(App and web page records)
%%

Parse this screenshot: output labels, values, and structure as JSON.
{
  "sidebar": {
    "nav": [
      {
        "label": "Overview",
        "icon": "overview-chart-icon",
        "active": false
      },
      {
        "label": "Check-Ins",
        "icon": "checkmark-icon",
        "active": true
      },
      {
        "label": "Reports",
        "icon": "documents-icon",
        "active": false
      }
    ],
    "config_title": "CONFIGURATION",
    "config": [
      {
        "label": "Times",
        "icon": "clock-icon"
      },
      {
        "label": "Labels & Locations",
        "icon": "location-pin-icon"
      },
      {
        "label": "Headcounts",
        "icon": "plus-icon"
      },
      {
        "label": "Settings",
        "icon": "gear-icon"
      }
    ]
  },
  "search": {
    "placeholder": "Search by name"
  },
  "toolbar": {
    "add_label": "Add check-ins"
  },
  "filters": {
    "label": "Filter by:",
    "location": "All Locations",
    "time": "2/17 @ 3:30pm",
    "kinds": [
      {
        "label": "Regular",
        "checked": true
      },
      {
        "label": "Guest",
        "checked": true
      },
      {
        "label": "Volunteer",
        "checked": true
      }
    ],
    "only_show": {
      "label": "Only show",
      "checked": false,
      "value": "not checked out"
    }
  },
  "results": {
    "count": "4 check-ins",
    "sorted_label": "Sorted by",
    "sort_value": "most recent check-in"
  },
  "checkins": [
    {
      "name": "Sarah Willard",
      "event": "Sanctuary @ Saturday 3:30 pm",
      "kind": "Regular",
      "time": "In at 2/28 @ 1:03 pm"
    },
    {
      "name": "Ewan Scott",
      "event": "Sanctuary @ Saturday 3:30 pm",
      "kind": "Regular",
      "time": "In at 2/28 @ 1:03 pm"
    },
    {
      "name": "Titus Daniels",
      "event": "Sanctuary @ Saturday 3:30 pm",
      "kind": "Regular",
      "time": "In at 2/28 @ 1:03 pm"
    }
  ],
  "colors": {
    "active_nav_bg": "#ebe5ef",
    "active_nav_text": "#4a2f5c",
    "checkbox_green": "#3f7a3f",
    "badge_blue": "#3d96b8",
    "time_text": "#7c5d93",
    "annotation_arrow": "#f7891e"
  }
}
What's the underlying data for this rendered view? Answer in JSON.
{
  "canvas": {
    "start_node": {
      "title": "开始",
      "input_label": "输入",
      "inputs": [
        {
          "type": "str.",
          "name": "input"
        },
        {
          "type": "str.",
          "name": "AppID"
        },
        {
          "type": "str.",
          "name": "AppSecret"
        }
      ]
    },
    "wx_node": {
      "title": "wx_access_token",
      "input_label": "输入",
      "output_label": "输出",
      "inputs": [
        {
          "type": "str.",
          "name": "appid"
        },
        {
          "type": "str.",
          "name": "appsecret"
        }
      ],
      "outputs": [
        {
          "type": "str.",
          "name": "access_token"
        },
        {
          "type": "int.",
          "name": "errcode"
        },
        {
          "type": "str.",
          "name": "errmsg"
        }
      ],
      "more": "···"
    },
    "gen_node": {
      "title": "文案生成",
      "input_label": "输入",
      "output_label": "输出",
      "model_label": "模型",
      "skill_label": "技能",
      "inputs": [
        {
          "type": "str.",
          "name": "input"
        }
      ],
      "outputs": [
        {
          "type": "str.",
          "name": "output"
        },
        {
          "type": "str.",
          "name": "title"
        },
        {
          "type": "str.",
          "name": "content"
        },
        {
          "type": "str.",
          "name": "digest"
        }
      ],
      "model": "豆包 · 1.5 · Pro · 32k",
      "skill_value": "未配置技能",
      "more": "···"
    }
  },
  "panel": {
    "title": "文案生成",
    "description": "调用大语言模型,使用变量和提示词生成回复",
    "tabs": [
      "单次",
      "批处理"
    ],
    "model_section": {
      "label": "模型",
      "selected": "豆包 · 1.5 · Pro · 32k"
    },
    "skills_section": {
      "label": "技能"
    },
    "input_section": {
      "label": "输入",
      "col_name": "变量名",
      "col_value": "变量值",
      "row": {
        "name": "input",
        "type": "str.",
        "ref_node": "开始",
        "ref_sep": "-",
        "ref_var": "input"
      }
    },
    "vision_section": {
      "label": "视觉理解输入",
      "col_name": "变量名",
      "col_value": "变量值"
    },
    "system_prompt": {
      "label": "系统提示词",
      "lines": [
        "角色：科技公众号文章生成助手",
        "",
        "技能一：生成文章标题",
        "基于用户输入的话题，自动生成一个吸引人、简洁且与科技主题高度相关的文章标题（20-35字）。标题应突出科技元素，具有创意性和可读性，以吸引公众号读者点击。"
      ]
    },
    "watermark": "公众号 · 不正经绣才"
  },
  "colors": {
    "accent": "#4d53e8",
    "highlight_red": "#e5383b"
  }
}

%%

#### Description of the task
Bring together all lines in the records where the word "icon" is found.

#### Solution to this exercise
        "icon": "overview-chart-icon",
        "icon": "checkmark-icon",
        "icon": "documents-icon",
        "icon": "clock-icon"
        "icon": "location-pin-icon"
        "icon": "plus-icon"
        "icon": "gear-icon"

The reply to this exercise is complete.